**Task prompt:** Search the records for the string "icon". Copy each line where it occurs.

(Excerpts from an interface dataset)
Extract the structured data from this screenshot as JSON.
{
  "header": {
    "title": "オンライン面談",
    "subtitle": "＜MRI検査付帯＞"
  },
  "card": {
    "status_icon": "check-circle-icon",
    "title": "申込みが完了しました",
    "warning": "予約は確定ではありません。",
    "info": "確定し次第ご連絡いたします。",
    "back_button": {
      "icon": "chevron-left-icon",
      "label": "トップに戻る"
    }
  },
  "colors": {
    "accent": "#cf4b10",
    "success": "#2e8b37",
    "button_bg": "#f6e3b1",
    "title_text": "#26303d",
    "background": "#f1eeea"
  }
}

**Output for this exercise:**
    "status_icon": "check-circle-icon",
      "icon": "chevron-left-icon",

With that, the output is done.